As part of the transition, the site laid off seven staffers, some of whom, in good Gawker fashion, quickly took to social media to air their grievances; six new positions will be created.
Founder Nick Denton explained Gawker’s strategic repositioning in a length memo to staff, laying out a new mission under a new editor-in-chief: “Alex Pareene’s Gawker will ride the circus of the 2016 campaign cycle, seizing the opportunity to re-orient its editorial scope on political news, commentary and satire.”
Denton continued: “Politics, writ large, has provided the scene for some of Gawker’s most recognized editorial scoops, such as the exposure of Toronto’s crack-smoking mayor, the bullying power of Fox News, the first questions about Hillary Clinton’s private email address and the jet-set partying of Bill Clinton with a convicted pedophile. Is there any doubt that the 2016 US presidential election campaign, a contest between reality-defying fabulists and the last representatives of two exhausted political dynasties, will provide rich new opportunities for sensation and satire?”
Denton also revealed a new editorial direction for Gawker’s sister site Gizmodo, which will “commission, curate and distribute more original video.”
Taking a broader view, Denton affirmed the distinct identities and missions of the various sites in the Gawker empire: “Each is a cultural leader: Gawker for news and politics; Gizmodo for technology; Lifehacker for productivity; Jezebel for the empowered modern woman; Deadspin for sports and men’s lifestyle; Kotaku for video games; and Jalopnik for car culture.”

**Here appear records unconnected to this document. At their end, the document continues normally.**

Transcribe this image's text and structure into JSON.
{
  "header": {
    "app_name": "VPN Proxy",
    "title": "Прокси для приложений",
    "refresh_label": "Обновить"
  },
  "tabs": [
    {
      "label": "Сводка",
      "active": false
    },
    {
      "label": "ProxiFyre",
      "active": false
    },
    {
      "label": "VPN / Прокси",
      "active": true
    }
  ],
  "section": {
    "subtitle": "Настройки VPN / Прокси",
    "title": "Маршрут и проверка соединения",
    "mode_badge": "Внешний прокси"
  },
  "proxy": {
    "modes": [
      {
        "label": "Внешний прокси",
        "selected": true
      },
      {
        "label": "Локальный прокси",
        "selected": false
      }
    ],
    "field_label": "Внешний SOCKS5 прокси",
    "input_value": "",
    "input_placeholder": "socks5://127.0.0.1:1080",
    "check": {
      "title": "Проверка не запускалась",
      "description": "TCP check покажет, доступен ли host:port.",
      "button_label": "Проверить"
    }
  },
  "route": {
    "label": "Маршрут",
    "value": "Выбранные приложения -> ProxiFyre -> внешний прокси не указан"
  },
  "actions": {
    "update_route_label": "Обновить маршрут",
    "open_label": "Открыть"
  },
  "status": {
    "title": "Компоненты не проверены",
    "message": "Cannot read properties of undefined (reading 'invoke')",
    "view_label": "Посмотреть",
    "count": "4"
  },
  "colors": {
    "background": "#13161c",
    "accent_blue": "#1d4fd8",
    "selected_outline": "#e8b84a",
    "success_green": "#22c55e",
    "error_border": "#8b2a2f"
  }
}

He also took a moment to boast of the continued success of the business: “Together, the seven Gawker Media Group properties reach 104m people a month according to Quantcast. They attract more affluent millennials on desktop and mobile Web than any other pure-play digital media company other than Buzzfeed…”
The announcement that Gawker will ditch media gossip marks the end of an era, which to many probably seemed like a reign of terror, when the mere mention of the name could make media execs, PR pros, and celebrity handlers blanch.
But to be fair, it wasn’t just scurrilous gossip and character assassination. At its best, Gawker provided a platform for the underpaid and unappreciated drudges of the media business -- not coincidentally often younger and frequently female -- to dish out some well-deserved criticism and notoriety to bosses who were (at least, according to their anonymous tips to Gawker) vain, cruel, selfish martinets who took credit for other people’s work and ideas, blocked promotions, turned a blind eye to harassment and other workplace violations, and were generally useless corporate space holders.
That said, in recent months Gawker’s darker side attracted unwanted attention with items widely criticized as gratuitously malicious. Two incidents in particular weren’t mentioned in Denton’s post. This summer, a public outcry forced Gawker to withdraw a post about a media exec looking to set up an assignation with a gay porn star, which in turn, led to the resignation of two senior editors.
In the other, the site’s publication of a sex video featuring professional wrestler Hulk Hogan, real name Terry Gene Bollea, triggered a $100 million lawsuit alleging invasion of privacy, which Gawker president Heather Dietrick admitted the site may lose last month — although she doesn’t expect the jury to award the full amount.
The turn to politics is hardly a guarantee that Gawker will avoid similar contretemps in future. It’s worth noting that the ill-fated item about the gay porn star hookup had a political dimension as well, which may have been a large part of the reason for the public outrage, stoked by a powerful political PR machine.